Pregnancies in patients with severe gastroparesis are unusual but are likely to be associated with worsening of symptoms.
Urinary albumin excretion rates increase dramatically . Nephrotic range proteinuria may be observed.
Returns to baseline postpartum.
Pregnancy does not seem to alter the natural history of diabetic nephropathy except in
Women with creatinine > 2 – 3 mg may not be able to support a pregnancy
Review diabetes drugs after delivery and make changes as necessary
Adjust insulin in patients with type 1 pregestational diabetes post delivery according to multiple, daily blood glucose testing to maintain hemoglobin A1c at <7%.
Stop insulin in women with gestational diabetes after delivery and monitor glucose levels.
Consider the reinstitution of oral diabetes medication in women with type 2 pregestational diabetes post delivery unless patient is nursing.
Counsel all diabetic women of childbearing potential on the need for pregnancy planning
Ensure effective birth control at all times, unless the patient is trying to conceive and is in good diabetic control.
Counsel women with type 1 or 2 diabetes on the risks of fetal malformation associated with unplanned pregnancies and poor metabolic control.
Achieve fasting whole-blood glucose levels of 70 to 100 mg/dL and 2-hour postprandial levels of <140 mg/dL in diabetic women planning pregnancies.
Counsel all obese women of childbearing age on the need for diet and exercise to decrease the risk of gestational diabetes
Provide nutritional counseling to obese women of childbearing age consistent with American Diabetes Association recommendations.

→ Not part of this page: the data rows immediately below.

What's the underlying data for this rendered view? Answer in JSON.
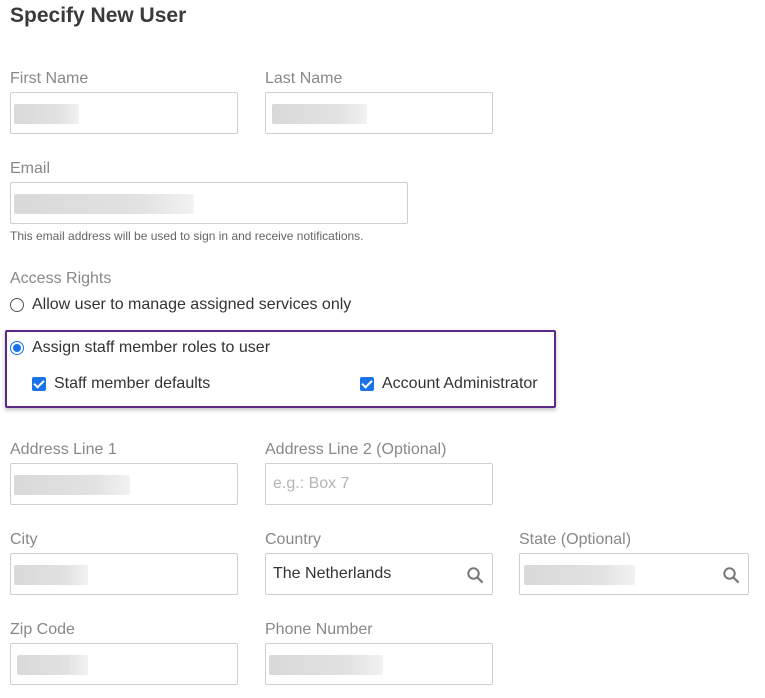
{
  "page": {
    "title": "Specify New User"
  },
  "fields": {
    "first_name": {
      "label": "First Name"
    },
    "last_name": {
      "label": "Last Name"
    },
    "email": {
      "label": "Email",
      "help": "This email address will be used to sign in and receive notifications."
    },
    "address1": {
      "label": "Address Line 1"
    },
    "address2": {
      "label": "Address Line 2 (Optional)",
      "placeholder": "e.g.: Box 7"
    },
    "city": {
      "label": "City"
    },
    "country": {
      "label": "Country",
      "value": "The Netherlands"
    },
    "state": {
      "label": "State (Optional)"
    },
    "zip": {
      "label": "Zip Code"
    },
    "phone": {
      "label": "Phone Number"
    }
  },
  "access_rights": {
    "label": "Access Rights",
    "options": [
      {
        "label": "Allow user to manage assigned services only",
        "selected": false
      },
      {
        "label": "Assign staff member roles to user",
        "selected": true
      }
    ],
    "roles": [
      {
        "label": "Staff member defaults",
        "checked": true
      },
      {
        "label": "Account Administrator",
        "checked": true
      }
    ]
  },
  "colors": {
    "accent": "#1a73e8",
    "highlight_border": "#5b2a86"
  },
  "icons": {
    "search": "search-icon"
  }
}
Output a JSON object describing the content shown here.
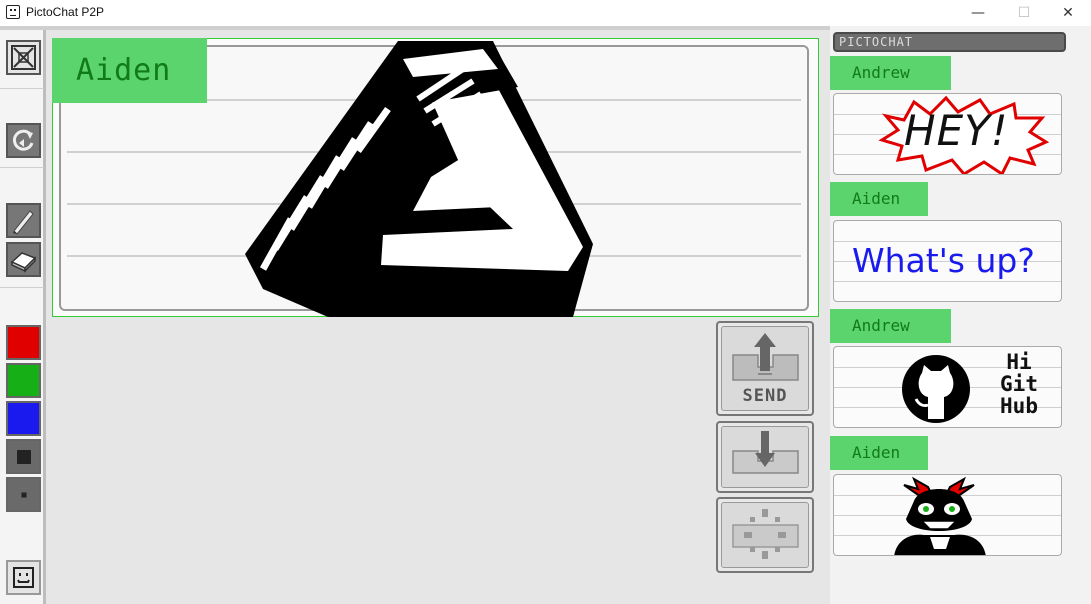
{
  "window": {
    "title": "PictoChat P2P",
    "controls": {
      "minimize": "—",
      "maximize": "☐",
      "close": "✕"
    }
  },
  "toolbar": {
    "tools": [
      "close-room-icon",
      "rotate-icon",
      "pencil-icon",
      "eraser-icon"
    ],
    "colors": [
      "#e00000",
      "#16b016",
      "#1a1aee"
    ],
    "pen_sizes": [
      "large",
      "small"
    ],
    "bottom_icon": "smiley-icon"
  },
  "canvas": {
    "author": "Aiden",
    "drawing": "impossible-triangle-drawing"
  },
  "actions": {
    "send_label": "SEND",
    "copy_icon": "copy-down-icon",
    "clear_icon": "clear-burst-icon"
  },
  "chat": {
    "header": "PICTOCHAT",
    "messages": [
      {
        "sender": "Andrew",
        "text": "HEY!"
      },
      {
        "sender": "Aiden",
        "text": "What's up?"
      },
      {
        "sender": "Andrew",
        "text": "Hi Git Hub"
      },
      {
        "sender": "Aiden",
        "text": ""
      }
    ]
  },
  "colors": {
    "name_tag_bg": "#5bd46d",
    "name_tag_text": "#117a1a",
    "canvas_border": "#33cc33"
  }
}
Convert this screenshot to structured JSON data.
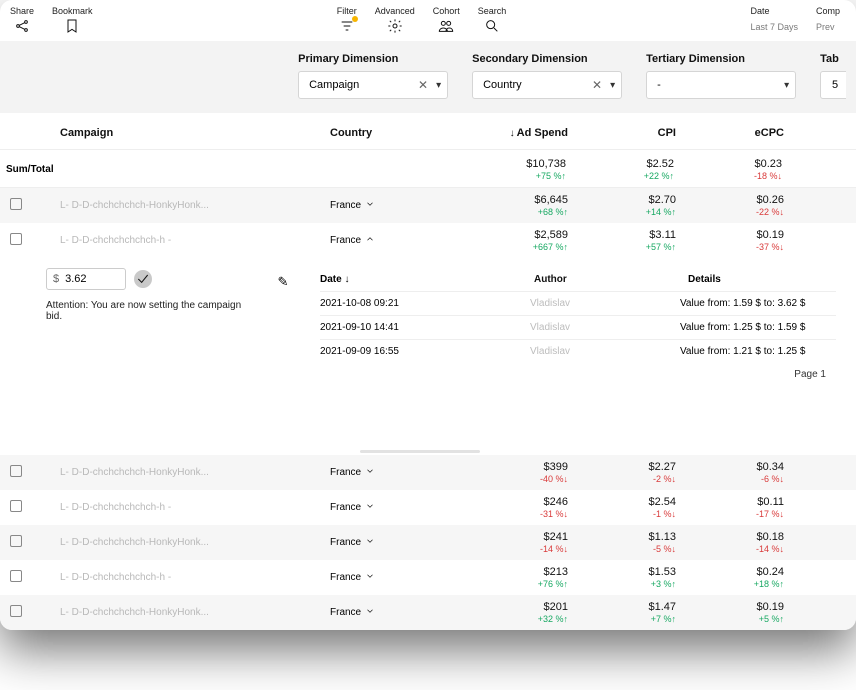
{
  "toolbar": {
    "share": "Share",
    "bookmark": "Bookmark",
    "filter": "Filter",
    "advanced": "Advanced",
    "cohort": "Cohort",
    "search": "Search",
    "date_label": "Date",
    "date_value": "Last 7 Days",
    "comp_label": "Comp",
    "comp_value": "Prev"
  },
  "dimensions": {
    "primary_label": "Primary Dimension",
    "primary_value": "Campaign",
    "secondary_label": "Secondary Dimension",
    "secondary_value": "Country",
    "tertiary_label": "Tertiary Dimension",
    "tertiary_value": "-",
    "tab_label": "Tab",
    "tab_value": "5"
  },
  "columns": {
    "campaign": "Campaign",
    "country": "Country",
    "adspend": "Ad Spend",
    "cpi": "CPI",
    "ecpc": "eCPC"
  },
  "sum": {
    "label": "Sum/Total",
    "adspend": "$10,738",
    "adspend_d": "+75 %↑",
    "adspend_c": "green",
    "cpi": "$2.52",
    "cpi_d": "+22 %↑",
    "cpi_c": "green",
    "ecpc": "$0.23",
    "ecpc_d": "-18 %↓",
    "ecpc_c": "red"
  },
  "rows_top": [
    {
      "name": "L- D-D-chchchchch-HonkyHonk...",
      "country": "France",
      "expand": "down",
      "adspend": "$6,645",
      "adspend_d": "+68 %↑",
      "adspend_c": "green",
      "cpi": "$2.70",
      "cpi_d": "+14 %↑",
      "cpi_c": "green",
      "ecpc": "$0.26",
      "ecpc_d": "-22 %↓",
      "ecpc_c": "red"
    },
    {
      "name": "L- D-D-chchchchchch-h -",
      "country": "France",
      "expand": "up",
      "adspend": "$2,589",
      "adspend_d": "+667 %↑",
      "adspend_c": "green",
      "cpi": "$3.11",
      "cpi_d": "+57 %↑",
      "cpi_c": "green",
      "ecpc": "$0.19",
      "ecpc_d": "-37 %↓",
      "ecpc_c": "red"
    }
  ],
  "bid": {
    "currency": "$",
    "value": "3.62",
    "warning": "Attention: You are now setting the campaign bid."
  },
  "audit": {
    "col_date": "Date",
    "col_author": "Author",
    "col_details": "Details",
    "rows": [
      {
        "date": "2021-10-08 09:21",
        "author": "Vladislav",
        "details": "Value from: 1.59 $ to: 3.62 $"
      },
      {
        "date": "2021-09-10 14:41",
        "author": "Vladislav",
        "details": "Value from: 1.25 $ to: 1.59 $"
      },
      {
        "date": "2021-09-09 16:55",
        "author": "Vladislav",
        "details": "Value from: 1.21 $ to: 1.25 $"
      }
    ],
    "pager": "Page 1"
  },
  "rows_bottom": [
    {
      "name": "L- D-D-chchchchch-HonkyHonk...",
      "country": "France",
      "adspend": "$399",
      "adspend_d": "-40 %↓",
      "adspend_c": "red",
      "cpi": "$2.27",
      "cpi_d": "-2 %↓",
      "cpi_c": "red",
      "ecpc": "$0.34",
      "ecpc_d": "-6 %↓",
      "ecpc_c": "red"
    },
    {
      "name": "L- D-D-chchchchchch-h -",
      "country": "France",
      "adspend": "$246",
      "adspend_d": "-31 %↓",
      "adspend_c": "red",
      "cpi": "$2.54",
      "cpi_d": "-1 %↓",
      "cpi_c": "red",
      "ecpc": "$0.11",
      "ecpc_d": "-17 %↓",
      "ecpc_c": "red"
    },
    {
      "name": "L- D-D-chchchchch-HonkyHonk...",
      "country": "France",
      "adspend": "$241",
      "adspend_d": "-14 %↓",
      "adspend_c": "red",
      "cpi": "$1.13",
      "cpi_d": "-5 %↓",
      "cpi_c": "red",
      "ecpc": "$0.18",
      "ecpc_d": "-14 %↓",
      "ecpc_c": "red"
    },
    {
      "name": "L- D-D-chchchchchch-h -",
      "country": "France",
      "adspend": "$213",
      "adspend_d": "+76 %↑",
      "adspend_c": "green",
      "cpi": "$1.53",
      "cpi_d": "+3 %↑",
      "cpi_c": "green",
      "ecpc": "$0.24",
      "ecpc_d": "+18 %↑",
      "ecpc_c": "green"
    },
    {
      "name": "L- D-D-chchchchch-HonkyHonk...",
      "country": "France",
      "adspend": "$201",
      "adspend_d": "+32 %↑",
      "adspend_c": "green",
      "cpi": "$1.47",
      "cpi_d": "+7 %↑",
      "cpi_c": "green",
      "ecpc": "$0.19",
      "ecpc_d": "+5 %↑",
      "ecpc_c": "green"
    }
  ]
}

Consider recommending to obese women planning pregnancy or already pregnant:
A 30% to 33% calorie restriction if BMI >30
Limiting fat intake to <30% of calories
Increasing physical activity, as recommended outside pregnancy, or a program of moderate exercise if the woman is already pregnant
Plan future pregnancies postpartum
Recommend birth control immediately postpartum.
Stress the importance of pre-conception counseling.
After delivery, classify patients found to be diabetic during pregnancy and arrange for long-term follow-up
Continue home glucose monitoring in women found to be diabetic during pregnancy at least 6 weeks postpartum to determine if they have underlying type 1 or 2 diabetes or if their hyperglycemia resolves.
Counsel patients with transient gestational diabetes on the long-term need for diabetes screening.
Recommend nutrition and exercise consistent with American Diabetes Association guidelines to patients with transient hyperglycemia of pregnancy after delivery.